What is the Lottery?


In the world of gambling, the lottery is a form of chance in which players buy tickets and select numbers or symbols for prizes. The prize money in a lottery is usually cash, but other prizes are sometimes awarded for other types of activities, such as sports or entertainment events. Lotteries have been around for centuries, and people use them as a way to distribute property or services. The idea is that the best or luckiest person will win, but there is no guarantee that this will happen.

It is important to know how the lottery works in order to make informed decisions when playing it. If you want to increase your chances of winning, choose a number combination that has not been used before. You can also try to avoid choosing a number combination that has been winning for a long time. You should also sign your ticket to prove that it is yours and double-check the numbers before submitting them for a drawing. This will help you to avoid losing your ticket or having it stolen.

The first European lotteries to offer money prizes appear in town records from 15th-century Burgundy and Flanders, where towns hoped to raise funds for town fortifications and help the poor. Francis I of France encouraged their establishment, and public lotteries became a regular feature of life in cities.

There are many different ways to play the lottery, and some are more difficult than others. The most popular method is to choose six or more numbers from the pool of all possible combinations. The winnings are based on the proportion of tickets sold that contain matching numbers. The probability that the winning combination will be drawn is calculated using mathematical techniques. In addition to the prize money, a portion of the proceeds from lottery ticket sales is often used in the public sector.

Lottery tickets are available in most countries, and people of all ages can participate. The prizes range from cars to vacations. The odds of winning are not always as high as some people may think, but a large percentage of tickets are sold, so the winnings can add up quickly. Many states prohibit the sale of lottery tickets to minors, and there are some who choose not to participate in the lottery.

In the US, the average jackpot is around $20 million. The top three winners are typically awarded a share of the prize money, with the remainder being split amongst the other ticket holders. The majority of tickets are purchased by low-income individuals and families. These groups tend to be less educated, nonwhite, and male. The average lottery player spends about $30 per week on tickets, but only a small percentage of them ever win a prize.
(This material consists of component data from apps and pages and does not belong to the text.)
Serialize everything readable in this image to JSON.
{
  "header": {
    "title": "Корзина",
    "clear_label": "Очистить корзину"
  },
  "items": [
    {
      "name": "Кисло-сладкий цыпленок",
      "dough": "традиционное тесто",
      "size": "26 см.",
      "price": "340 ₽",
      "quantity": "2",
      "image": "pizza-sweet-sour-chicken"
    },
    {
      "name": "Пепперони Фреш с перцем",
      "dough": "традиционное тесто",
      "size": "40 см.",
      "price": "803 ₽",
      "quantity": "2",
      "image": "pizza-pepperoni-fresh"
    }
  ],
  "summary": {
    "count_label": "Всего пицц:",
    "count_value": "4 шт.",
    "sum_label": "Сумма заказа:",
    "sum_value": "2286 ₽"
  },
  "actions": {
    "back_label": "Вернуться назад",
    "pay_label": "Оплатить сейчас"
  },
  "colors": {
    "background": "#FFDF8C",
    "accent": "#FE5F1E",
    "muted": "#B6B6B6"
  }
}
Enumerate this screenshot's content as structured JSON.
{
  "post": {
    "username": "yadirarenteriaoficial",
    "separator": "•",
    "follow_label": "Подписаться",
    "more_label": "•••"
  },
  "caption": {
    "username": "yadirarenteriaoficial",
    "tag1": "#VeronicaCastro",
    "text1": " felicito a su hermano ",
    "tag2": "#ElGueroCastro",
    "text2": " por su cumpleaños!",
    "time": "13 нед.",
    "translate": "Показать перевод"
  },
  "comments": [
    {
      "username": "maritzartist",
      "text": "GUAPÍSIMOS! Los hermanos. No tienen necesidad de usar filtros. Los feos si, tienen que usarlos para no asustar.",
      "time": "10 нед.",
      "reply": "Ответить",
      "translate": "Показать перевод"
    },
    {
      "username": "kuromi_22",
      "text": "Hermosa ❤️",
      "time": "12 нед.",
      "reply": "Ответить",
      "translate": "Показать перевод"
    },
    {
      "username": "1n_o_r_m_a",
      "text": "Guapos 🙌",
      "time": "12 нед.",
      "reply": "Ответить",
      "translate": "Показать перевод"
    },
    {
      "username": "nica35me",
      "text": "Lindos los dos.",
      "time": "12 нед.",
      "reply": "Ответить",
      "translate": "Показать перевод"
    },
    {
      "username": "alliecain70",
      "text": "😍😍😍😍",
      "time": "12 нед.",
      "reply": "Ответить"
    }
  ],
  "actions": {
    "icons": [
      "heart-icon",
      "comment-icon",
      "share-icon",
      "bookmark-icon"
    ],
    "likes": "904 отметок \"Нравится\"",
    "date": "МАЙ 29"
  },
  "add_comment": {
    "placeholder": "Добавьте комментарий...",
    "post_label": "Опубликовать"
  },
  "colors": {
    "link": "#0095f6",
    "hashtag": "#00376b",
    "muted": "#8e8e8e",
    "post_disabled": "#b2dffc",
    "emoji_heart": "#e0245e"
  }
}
Whether you win or lose, lottery participation can have positive impacts on society. The profits generated by lottery sales can be invested in parks, education, and funding for seniors & veterans.